*** EXERCISE INPUT ***

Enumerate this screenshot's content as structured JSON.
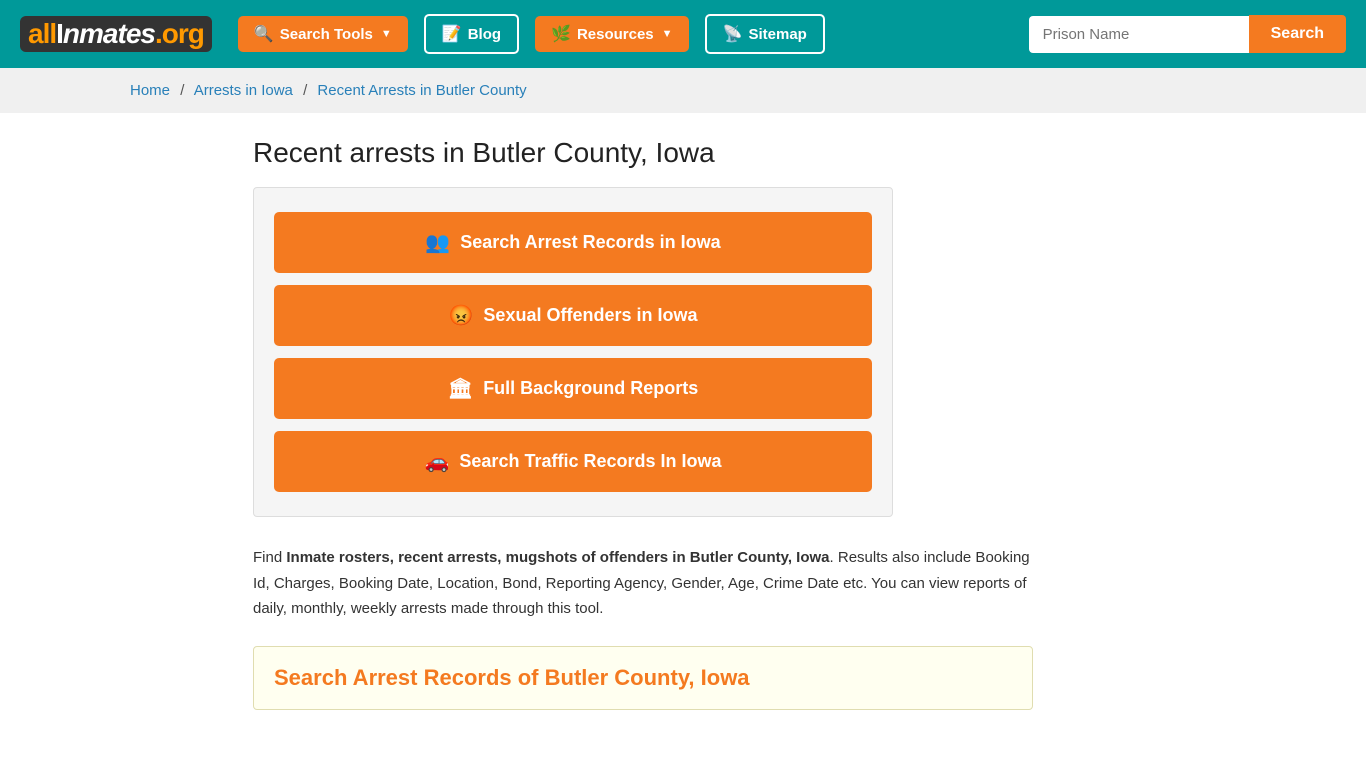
{
  "header": {
    "logo": {
      "all": "all",
      "inmates": "Inmates",
      "org": ".org"
    },
    "nav": [
      {
        "id": "search-tools",
        "label": "Search Tools",
        "icon": "🔍",
        "hasDropdown": true
      },
      {
        "id": "blog",
        "label": "Blog",
        "icon": "📝",
        "hasDropdown": false
      },
      {
        "id": "resources",
        "label": "Resources",
        "icon": "🌿",
        "hasDropdown": true
      },
      {
        "id": "sitemap",
        "label": "Sitemap",
        "icon": "📡",
        "hasDropdown": false
      }
    ],
    "search_placeholder": "Prison Name",
    "search_label": "Search"
  },
  "breadcrumb": {
    "home": "Home",
    "arrests_iowa": "Arrests in Iowa",
    "current": "Recent Arrests in Butler County"
  },
  "page": {
    "title": "Recent arrests in Butler County, Iowa",
    "buttons": [
      {
        "id": "arrest-records",
        "icon": "👥",
        "label": "Search Arrest Records in Iowa"
      },
      {
        "id": "sexual-offenders",
        "icon": "😡",
        "label": "Sexual Offenders in Iowa"
      },
      {
        "id": "background-reports",
        "icon": "🏛",
        "label": "Full Background Reports"
      },
      {
        "id": "traffic-records",
        "icon": "🚗",
        "label": "Search Traffic Records In Iowa"
      }
    ],
    "description": {
      "prefix": "Find ",
      "bold": "Inmate rosters, recent arrests, mugshots of offenders in Butler County, Iowa",
      "suffix": ". Results also include Booking Id, Charges, Booking Date, Location, Bond, Reporting Agency, Gender, Age, Crime Date etc. You can view reports of daily, monthly, weekly arrests made through this tool."
    },
    "search_section_title": "Search Arrest Records of Butler County, Iowa"
  }
}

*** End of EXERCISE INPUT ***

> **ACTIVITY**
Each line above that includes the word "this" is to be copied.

> **RESULT OF THE EXERCISE**
Enumerate this screenshot's content as structured JSON.
      "suffix": ". Results also include Booking Id, Charges, Booking Date, Location, Bond, Reporting Agency, Gender, Age, Crime Date etc. You can view reports of daily, monthly, weekly arrests made through this tool."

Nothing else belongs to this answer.